There are many articles on things like roth vs. traditional IRAs. Very few actually walk through an example with numbers, which I find illustrative.
Let’s take an example where I make 8k and can put my in money in a regular investment account, a roth ira, or a traditional ira. Assume that my tax rate is 25% (which is the same now, in the future, on capital gains etc.). Also assume that I have a stock that I can invest in which will double my money. Let’s compare the outcome across these three options:
Regular investment account. I pay taxes now so I invest 8k * 0.75 = 6k. That money doubles to 12k. When I sell the stock I pay 6k * 0.25 = 1.5k in capital gains tax. I end up with 10.5k.
Roth IRA. I pay taxes now so I invest 8k * 0.75 = 6k. That money doubles to 12k. Because I paid taxes ahead of time, I end up with 12k.
Traditional IRA. I don’t pay taxes now but the IRA investment limit is 6k so I put 6k in a traditional IRA. I have an extra 2k which becomes 1.5k after tax which I put in a regular investment account. The 6k in the traditional IRA grows to 12k. I still have to pay taxes on it so I get 12k * 0.75 = 9k. The 1.5k in the regular investment account grows to 3k. I have to pay capital gains on the 1.5k in gains of 1.5k * 0.25 = 0.375k so I get 3k - 0.375k = 2.625k. In total, I end up with 9k + 2.625k = 11.625k.
The regular investment account is the worst because you have to pay taxes on capital gains in addition to income.
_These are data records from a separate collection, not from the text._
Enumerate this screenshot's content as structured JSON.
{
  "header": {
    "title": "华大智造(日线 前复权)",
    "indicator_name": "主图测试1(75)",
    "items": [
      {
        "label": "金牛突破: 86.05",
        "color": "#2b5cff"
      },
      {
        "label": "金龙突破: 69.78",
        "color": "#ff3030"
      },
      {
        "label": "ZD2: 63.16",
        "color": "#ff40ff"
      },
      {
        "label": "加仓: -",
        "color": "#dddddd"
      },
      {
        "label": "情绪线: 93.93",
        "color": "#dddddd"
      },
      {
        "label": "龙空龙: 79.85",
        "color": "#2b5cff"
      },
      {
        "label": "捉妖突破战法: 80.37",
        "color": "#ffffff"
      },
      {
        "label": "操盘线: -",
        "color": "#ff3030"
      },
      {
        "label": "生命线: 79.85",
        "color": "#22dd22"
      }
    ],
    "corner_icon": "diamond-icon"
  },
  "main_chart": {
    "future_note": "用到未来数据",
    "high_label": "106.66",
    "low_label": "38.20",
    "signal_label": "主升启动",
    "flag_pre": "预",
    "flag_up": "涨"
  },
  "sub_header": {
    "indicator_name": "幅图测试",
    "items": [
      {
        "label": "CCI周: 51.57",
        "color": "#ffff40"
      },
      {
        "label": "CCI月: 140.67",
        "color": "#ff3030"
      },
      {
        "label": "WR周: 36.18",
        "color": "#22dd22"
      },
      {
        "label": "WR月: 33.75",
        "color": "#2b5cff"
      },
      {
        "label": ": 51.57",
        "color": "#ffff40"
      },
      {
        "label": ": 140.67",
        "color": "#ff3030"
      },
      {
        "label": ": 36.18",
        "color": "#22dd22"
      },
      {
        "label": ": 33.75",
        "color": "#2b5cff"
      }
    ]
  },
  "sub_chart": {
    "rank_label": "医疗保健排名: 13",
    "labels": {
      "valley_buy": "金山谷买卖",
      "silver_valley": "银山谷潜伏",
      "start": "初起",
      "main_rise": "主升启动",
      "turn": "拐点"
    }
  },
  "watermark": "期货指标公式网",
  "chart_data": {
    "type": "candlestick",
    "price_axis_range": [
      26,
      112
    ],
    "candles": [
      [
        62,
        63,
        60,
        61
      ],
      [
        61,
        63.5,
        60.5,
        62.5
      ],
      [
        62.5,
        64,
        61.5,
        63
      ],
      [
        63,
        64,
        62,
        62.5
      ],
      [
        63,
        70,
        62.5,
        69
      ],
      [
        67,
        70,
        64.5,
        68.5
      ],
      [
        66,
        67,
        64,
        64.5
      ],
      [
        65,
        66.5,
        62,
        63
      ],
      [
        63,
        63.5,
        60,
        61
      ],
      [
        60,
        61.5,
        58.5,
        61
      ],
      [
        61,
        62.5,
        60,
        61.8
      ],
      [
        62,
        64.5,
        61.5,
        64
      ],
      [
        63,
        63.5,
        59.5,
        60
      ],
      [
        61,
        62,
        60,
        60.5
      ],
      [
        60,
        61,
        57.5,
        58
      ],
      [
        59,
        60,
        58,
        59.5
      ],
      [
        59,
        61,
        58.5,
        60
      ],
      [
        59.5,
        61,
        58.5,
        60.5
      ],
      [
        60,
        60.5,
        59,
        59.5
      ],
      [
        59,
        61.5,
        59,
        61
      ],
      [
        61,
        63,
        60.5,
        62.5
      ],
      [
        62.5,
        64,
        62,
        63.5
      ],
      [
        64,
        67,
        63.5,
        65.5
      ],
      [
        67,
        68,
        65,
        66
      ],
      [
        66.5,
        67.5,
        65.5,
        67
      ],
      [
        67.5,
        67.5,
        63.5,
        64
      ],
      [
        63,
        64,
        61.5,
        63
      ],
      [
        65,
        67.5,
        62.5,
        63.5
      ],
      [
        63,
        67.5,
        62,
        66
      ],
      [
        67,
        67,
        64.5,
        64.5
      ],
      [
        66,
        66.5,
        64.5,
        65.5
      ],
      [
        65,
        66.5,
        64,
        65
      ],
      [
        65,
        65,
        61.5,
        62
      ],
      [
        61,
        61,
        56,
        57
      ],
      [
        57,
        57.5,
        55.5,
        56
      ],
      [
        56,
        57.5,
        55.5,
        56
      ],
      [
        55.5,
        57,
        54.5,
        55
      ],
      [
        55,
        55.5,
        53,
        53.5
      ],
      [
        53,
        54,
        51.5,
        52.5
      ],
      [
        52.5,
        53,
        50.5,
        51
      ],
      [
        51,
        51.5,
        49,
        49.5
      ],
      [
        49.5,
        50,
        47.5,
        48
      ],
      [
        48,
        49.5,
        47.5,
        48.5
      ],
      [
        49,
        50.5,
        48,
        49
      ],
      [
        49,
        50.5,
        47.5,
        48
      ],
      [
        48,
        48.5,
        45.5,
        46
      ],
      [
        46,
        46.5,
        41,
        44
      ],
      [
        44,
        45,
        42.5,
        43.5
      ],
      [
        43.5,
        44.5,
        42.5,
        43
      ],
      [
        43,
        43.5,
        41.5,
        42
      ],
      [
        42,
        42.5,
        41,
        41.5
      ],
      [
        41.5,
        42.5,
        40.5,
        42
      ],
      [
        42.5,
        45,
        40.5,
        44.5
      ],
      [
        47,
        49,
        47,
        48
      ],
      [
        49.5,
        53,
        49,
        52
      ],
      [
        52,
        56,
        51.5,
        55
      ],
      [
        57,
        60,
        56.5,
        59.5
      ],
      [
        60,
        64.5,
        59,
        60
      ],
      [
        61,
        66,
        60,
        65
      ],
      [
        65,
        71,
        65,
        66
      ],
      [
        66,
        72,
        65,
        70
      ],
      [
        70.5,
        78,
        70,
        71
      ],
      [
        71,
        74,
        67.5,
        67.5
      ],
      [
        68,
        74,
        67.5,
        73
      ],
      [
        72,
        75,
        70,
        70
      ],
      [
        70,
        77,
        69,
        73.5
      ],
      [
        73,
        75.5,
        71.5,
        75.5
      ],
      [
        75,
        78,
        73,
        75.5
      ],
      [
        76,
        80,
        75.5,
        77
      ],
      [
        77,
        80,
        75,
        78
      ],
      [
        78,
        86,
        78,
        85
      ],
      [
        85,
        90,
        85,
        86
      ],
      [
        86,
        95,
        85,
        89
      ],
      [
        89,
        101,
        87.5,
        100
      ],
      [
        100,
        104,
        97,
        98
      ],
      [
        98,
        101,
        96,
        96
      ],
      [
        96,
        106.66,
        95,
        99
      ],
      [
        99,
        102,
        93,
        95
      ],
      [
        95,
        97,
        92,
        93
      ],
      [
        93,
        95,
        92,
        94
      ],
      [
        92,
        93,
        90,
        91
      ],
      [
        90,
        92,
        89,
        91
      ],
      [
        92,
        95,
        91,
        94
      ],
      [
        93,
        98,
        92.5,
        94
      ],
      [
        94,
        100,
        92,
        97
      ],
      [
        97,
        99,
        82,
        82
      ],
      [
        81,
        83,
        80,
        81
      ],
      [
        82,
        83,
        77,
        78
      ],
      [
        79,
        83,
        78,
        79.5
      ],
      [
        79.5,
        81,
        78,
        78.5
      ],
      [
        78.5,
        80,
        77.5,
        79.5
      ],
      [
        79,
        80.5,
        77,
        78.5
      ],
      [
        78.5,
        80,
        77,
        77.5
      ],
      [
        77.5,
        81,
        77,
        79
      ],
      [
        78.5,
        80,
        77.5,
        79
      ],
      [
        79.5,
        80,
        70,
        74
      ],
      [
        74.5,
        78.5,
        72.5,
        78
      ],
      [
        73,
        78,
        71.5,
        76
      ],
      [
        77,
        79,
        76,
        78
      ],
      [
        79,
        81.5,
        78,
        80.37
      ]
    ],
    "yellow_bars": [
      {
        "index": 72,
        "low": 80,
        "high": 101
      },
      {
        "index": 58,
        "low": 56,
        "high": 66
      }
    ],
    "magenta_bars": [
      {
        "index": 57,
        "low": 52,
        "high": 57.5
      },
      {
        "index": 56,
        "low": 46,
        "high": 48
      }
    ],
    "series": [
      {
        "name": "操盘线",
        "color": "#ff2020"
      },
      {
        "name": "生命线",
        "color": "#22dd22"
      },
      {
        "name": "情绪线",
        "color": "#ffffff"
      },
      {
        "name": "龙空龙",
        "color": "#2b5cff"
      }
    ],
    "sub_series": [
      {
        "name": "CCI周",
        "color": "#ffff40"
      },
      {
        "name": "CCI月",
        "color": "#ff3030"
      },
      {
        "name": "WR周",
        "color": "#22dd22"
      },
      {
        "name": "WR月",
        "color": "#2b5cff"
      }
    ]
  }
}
The real beauty of either a roth IRA, traditional IRA, or even a 401k for that matter is that you don’t have to pay capital gains taxes. The roth IRA is better than the traditional IRA because you can effectively contribute more money to it (the contribution limit is the same but after-tax dollars are worth more than before-tax dollars). Another advantage of the roth IRA not illustrated in this example is that you can take out the principle without a penalty (e.g. to buy a house).
The difference between an IRA and 401k is also often a point of confusion. A 401k has the same tax benefits of an IRA. The difference is that it has higher contributing limits but typically has worse investment options. With an IRA, you can choose whatever index fund you like. With a 401k, you’re often limited to mutual funds with high expense ratios which compounds over time. One hack is to contribute to a 401k and then roll it over to a roth IRA.
In general, the right option for most people is using their money in the following order:
401k matching to get free money from your employer
Pay off any debt you have (unless it’s at a very low-interest rate)
Max out your roth IRA
Contribute to a mix of your 401k (which has tax advantages) and a regular investment account (which you can take out without fees at any time)
Keep an eye on opportunities to rollover your 401k to your IRA (e.g. switching jobs)
I’ve shared this with a variety of friends. Here are a few of the valuable points they’ve made:
Nate: If tax rates increase over time, then the roth IRA would be even a larger winner. One good thing about the traditional IRA is that it is taxed at the effective tax rate (the weighted average from your income bracket) as opposed to the roth IRA which is taxed at the marginal tax rate (which will be higher).
Seth: You can’t rollover a 401k directly to a roth IRA. You have to go 401k -> traditional IRA -> roth IRA which is known as a backdoor roth IRA conversion. Also, what’s best depends on a prediction of future tax rates — in general, tax rates usually go up making the roth IRA even better. Also, some people talk about having both some money in roth IRA and traditional IRA as tax diversification not wanting to bet fully on tax rates being lower or higher in the future.
Ray: You could better highlight how important low fees are. Also, differences between tax rates now and later matters a lot. If you’re like 45 at your peak earnings potential (and therefore peak tax bracket), an traditional IRA will be better. It’s just about whether your taxes are higher when you’re putting money in or when you’re pulling money out.